====== SUPPLIED RECORDS

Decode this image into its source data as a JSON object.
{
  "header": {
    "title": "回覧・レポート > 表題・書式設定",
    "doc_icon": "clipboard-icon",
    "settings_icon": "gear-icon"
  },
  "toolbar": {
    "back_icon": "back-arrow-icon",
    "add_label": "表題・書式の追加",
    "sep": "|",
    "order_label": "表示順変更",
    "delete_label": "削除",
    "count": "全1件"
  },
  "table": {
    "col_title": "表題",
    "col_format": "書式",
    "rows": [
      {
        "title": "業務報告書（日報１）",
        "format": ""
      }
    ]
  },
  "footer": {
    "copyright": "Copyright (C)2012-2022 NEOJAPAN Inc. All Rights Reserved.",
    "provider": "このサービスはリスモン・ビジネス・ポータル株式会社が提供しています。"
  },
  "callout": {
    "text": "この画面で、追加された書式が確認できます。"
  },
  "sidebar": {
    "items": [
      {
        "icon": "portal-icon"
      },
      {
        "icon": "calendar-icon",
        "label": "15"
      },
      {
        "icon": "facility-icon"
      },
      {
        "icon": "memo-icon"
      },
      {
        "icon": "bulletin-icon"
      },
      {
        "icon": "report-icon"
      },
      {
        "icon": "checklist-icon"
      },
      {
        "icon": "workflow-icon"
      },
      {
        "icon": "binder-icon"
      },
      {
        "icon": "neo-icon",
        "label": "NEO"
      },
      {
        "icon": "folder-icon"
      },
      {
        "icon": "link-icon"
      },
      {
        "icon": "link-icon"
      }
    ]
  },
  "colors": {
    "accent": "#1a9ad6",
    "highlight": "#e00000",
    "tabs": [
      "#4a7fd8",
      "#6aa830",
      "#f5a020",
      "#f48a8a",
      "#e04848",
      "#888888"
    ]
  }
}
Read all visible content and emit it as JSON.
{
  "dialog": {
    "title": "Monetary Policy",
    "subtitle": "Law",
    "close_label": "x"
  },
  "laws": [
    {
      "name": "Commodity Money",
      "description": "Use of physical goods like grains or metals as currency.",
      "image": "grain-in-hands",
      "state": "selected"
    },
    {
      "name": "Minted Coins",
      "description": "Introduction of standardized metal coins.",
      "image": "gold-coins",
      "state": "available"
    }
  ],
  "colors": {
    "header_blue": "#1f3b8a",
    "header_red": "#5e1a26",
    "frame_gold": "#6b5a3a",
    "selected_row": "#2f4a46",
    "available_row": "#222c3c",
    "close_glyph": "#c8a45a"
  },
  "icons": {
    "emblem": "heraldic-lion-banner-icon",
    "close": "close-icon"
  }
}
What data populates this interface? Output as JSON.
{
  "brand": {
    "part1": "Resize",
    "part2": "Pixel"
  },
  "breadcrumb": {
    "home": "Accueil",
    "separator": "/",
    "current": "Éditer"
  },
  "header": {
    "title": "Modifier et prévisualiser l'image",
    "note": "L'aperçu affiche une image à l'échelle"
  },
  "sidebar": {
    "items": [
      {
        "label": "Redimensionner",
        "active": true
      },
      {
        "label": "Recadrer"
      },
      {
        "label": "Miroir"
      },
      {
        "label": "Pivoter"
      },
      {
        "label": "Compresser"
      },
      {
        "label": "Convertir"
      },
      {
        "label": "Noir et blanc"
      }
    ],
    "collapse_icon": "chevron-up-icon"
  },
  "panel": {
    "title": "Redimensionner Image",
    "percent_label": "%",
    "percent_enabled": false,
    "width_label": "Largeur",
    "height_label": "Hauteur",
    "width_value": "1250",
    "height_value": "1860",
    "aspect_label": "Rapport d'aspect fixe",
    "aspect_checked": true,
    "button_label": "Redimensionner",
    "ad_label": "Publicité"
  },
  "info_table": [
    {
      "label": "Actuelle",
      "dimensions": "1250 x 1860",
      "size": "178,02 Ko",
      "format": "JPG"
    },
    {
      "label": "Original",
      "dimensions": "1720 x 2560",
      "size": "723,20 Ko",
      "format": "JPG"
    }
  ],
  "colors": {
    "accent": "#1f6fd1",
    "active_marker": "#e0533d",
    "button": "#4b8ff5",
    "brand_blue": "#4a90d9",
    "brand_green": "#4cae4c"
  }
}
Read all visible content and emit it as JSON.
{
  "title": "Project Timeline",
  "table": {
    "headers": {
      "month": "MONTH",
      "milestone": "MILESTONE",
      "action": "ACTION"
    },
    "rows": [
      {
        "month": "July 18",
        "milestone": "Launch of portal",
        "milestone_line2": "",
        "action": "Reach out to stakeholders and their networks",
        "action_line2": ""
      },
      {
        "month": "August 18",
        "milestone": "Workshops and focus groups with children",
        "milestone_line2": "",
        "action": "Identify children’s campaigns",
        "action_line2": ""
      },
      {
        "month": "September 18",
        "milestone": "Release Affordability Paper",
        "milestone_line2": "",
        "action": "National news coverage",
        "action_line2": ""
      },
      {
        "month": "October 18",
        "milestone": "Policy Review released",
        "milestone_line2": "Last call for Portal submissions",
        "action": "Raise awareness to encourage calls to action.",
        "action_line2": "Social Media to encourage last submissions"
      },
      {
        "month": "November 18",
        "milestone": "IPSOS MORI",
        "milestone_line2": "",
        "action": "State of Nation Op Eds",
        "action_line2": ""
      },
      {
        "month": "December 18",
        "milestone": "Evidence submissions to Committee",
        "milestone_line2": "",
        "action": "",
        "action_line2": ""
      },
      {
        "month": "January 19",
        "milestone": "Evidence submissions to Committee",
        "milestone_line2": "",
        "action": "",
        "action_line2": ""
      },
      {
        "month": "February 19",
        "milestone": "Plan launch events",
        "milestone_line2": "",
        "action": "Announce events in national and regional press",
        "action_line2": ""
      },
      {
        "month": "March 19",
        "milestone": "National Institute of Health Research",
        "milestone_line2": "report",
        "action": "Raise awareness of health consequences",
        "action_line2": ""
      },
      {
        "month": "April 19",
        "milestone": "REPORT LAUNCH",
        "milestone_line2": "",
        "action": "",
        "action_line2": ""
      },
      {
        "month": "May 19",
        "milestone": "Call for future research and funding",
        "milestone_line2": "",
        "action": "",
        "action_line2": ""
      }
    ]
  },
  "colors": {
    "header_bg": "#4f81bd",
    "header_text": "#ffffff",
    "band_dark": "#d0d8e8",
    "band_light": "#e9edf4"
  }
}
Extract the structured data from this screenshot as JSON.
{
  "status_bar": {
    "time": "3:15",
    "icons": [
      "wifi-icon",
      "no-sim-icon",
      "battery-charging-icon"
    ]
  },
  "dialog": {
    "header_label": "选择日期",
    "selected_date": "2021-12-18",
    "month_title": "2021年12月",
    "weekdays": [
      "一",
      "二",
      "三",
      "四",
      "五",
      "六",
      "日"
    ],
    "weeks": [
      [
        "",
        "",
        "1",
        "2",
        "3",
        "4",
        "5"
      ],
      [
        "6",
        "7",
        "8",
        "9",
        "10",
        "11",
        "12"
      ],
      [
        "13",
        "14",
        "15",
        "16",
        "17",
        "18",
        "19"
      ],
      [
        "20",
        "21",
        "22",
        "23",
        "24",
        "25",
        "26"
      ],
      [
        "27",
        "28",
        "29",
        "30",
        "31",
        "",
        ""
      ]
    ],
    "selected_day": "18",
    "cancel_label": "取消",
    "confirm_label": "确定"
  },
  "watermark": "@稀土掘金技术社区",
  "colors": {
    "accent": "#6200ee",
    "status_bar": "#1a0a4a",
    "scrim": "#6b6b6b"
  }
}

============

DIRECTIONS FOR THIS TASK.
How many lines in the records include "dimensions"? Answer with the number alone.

EXERCISE OUTPUT.
2